SOURCE DATA section start

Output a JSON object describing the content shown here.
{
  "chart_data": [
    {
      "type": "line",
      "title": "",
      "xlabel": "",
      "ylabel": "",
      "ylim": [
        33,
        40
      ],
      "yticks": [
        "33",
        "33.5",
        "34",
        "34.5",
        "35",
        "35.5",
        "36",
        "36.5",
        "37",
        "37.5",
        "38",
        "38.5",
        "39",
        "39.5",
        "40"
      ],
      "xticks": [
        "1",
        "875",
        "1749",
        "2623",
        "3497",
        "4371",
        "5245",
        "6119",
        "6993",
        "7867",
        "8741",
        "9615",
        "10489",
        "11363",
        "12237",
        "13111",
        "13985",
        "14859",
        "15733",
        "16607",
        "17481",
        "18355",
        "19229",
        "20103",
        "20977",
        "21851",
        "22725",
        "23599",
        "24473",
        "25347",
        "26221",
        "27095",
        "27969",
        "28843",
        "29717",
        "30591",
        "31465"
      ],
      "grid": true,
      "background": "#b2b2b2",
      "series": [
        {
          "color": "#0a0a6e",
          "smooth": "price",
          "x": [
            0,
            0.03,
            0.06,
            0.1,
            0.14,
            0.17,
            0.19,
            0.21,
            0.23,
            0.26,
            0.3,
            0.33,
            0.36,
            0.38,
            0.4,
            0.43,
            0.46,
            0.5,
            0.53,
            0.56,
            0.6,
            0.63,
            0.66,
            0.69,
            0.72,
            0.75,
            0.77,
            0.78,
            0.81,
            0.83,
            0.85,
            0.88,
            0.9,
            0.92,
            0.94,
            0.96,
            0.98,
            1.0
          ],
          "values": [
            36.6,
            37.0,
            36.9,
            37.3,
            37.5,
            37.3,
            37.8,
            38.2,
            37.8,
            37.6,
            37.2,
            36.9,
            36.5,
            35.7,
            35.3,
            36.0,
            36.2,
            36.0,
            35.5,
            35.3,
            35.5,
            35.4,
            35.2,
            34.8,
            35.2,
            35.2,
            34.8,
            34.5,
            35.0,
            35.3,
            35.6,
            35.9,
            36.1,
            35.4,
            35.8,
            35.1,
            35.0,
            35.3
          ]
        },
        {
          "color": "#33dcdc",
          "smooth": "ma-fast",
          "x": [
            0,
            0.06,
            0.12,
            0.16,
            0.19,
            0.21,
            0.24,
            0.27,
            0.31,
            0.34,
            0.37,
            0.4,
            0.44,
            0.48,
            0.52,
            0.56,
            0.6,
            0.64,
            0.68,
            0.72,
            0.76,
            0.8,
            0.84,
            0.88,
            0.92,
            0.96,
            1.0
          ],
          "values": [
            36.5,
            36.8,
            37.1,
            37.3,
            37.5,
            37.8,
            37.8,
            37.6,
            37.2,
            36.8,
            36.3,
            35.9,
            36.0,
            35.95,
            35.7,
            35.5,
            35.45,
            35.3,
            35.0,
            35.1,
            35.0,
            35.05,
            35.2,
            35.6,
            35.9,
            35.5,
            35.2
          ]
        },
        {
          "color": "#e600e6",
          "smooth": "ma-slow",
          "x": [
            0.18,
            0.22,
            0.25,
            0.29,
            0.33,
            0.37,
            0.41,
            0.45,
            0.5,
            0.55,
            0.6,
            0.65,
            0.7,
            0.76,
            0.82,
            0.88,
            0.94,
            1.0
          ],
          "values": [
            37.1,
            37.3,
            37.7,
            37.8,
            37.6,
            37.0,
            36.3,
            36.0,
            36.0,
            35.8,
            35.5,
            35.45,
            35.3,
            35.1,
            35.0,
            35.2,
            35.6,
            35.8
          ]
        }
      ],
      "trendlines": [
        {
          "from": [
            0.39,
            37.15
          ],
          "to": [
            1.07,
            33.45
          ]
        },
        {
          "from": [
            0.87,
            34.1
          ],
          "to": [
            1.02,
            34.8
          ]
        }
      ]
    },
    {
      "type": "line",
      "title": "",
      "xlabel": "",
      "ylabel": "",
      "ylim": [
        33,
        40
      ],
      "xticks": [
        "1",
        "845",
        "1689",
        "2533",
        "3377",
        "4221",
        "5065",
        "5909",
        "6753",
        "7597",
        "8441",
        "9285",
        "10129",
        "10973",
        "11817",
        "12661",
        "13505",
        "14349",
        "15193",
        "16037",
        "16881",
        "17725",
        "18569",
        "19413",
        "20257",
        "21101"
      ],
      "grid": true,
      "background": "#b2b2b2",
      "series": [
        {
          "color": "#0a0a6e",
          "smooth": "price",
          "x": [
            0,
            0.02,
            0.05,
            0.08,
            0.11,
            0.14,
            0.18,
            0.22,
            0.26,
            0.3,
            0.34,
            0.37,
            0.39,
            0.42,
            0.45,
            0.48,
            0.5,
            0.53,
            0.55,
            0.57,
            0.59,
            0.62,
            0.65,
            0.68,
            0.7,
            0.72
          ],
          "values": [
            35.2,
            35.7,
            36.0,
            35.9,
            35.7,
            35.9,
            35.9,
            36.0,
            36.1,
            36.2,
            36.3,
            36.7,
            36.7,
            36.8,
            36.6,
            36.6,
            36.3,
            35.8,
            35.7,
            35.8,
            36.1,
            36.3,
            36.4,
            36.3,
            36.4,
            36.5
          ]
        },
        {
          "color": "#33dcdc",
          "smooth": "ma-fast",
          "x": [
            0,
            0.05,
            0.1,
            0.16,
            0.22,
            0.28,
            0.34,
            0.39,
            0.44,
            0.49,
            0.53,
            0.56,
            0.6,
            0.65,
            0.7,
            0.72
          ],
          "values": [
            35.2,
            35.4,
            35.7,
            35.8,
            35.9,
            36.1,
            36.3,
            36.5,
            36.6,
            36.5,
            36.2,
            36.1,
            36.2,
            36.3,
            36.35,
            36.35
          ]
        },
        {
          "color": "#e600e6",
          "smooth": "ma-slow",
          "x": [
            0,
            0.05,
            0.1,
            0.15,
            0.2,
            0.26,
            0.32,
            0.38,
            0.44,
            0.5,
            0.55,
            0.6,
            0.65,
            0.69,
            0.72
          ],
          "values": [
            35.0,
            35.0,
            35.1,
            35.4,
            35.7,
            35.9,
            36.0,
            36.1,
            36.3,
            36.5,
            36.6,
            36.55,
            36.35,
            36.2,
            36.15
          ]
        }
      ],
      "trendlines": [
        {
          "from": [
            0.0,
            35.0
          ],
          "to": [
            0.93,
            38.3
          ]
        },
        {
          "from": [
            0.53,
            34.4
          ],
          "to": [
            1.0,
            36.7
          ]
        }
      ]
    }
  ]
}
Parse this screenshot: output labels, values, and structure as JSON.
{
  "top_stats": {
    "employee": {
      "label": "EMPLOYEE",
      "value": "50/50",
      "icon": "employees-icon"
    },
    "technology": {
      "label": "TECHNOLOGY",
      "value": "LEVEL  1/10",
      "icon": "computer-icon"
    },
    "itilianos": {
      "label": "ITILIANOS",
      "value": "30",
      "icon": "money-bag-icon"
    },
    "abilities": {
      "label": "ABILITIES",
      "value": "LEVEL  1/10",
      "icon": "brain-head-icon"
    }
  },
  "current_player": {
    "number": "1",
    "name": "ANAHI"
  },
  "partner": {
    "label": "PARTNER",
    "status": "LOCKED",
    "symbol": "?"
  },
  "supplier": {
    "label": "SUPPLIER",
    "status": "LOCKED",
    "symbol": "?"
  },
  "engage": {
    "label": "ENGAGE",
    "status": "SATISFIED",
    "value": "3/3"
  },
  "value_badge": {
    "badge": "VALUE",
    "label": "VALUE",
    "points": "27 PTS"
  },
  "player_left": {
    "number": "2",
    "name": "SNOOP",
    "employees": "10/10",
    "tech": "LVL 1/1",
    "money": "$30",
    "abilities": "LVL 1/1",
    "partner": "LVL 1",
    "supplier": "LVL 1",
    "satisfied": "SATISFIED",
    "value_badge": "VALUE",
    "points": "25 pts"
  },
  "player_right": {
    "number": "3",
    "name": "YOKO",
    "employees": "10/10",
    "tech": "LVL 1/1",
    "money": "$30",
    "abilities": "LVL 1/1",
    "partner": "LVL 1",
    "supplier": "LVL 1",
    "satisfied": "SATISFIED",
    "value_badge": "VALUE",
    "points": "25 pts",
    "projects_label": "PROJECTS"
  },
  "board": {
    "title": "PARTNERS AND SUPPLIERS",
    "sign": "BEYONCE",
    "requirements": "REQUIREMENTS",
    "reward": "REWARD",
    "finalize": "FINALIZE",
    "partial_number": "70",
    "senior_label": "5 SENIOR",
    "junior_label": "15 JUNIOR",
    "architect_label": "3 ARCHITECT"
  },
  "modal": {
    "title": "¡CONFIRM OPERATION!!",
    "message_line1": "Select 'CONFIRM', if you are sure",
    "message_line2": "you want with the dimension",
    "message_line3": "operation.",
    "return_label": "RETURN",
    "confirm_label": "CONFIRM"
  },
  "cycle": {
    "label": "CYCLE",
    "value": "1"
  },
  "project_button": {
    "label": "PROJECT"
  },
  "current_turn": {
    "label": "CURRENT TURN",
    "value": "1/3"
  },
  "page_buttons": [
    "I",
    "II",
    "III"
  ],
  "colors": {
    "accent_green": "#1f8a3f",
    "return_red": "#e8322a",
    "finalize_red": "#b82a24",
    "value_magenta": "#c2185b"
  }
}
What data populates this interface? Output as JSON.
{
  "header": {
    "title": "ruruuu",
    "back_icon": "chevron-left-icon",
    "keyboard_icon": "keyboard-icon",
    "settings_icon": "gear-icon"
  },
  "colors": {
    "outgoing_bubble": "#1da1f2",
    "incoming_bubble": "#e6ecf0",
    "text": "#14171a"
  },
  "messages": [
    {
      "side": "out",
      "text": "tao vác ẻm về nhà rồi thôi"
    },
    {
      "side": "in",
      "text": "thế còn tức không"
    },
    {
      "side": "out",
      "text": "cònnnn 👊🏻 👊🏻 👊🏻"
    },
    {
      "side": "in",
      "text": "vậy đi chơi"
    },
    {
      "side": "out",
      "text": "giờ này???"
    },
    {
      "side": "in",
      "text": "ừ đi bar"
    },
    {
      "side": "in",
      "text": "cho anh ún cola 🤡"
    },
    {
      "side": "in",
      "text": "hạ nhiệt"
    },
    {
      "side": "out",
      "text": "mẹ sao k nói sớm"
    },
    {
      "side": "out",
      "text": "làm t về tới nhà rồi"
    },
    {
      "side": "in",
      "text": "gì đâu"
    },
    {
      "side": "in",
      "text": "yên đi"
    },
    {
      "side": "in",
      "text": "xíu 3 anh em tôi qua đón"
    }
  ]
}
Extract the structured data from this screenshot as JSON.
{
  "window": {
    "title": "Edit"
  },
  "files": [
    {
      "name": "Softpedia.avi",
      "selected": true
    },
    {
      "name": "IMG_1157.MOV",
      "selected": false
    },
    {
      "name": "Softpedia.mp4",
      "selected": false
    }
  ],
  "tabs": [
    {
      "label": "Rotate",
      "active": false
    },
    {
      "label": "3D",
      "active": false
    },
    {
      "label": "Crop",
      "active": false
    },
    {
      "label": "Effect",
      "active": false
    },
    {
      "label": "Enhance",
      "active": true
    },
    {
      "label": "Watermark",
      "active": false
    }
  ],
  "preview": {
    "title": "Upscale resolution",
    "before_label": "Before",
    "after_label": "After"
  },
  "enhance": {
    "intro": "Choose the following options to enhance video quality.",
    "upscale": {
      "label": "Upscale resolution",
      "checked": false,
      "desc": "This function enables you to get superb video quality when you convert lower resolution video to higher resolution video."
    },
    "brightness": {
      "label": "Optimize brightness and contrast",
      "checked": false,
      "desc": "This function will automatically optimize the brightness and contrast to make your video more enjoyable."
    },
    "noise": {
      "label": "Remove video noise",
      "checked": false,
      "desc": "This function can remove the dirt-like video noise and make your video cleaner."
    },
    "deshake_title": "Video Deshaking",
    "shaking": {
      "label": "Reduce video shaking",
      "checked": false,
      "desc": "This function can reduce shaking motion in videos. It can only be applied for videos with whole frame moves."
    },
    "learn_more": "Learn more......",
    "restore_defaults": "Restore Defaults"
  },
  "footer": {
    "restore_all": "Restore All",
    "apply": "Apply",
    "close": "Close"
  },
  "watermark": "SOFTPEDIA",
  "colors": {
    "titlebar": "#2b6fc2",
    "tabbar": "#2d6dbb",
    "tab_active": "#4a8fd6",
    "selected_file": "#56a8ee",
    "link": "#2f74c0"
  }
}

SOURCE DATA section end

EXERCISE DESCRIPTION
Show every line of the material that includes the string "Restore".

COMPLETED TASK
    "restore_defaults": "Restore Defaults"
    "restore_all": "Restore All",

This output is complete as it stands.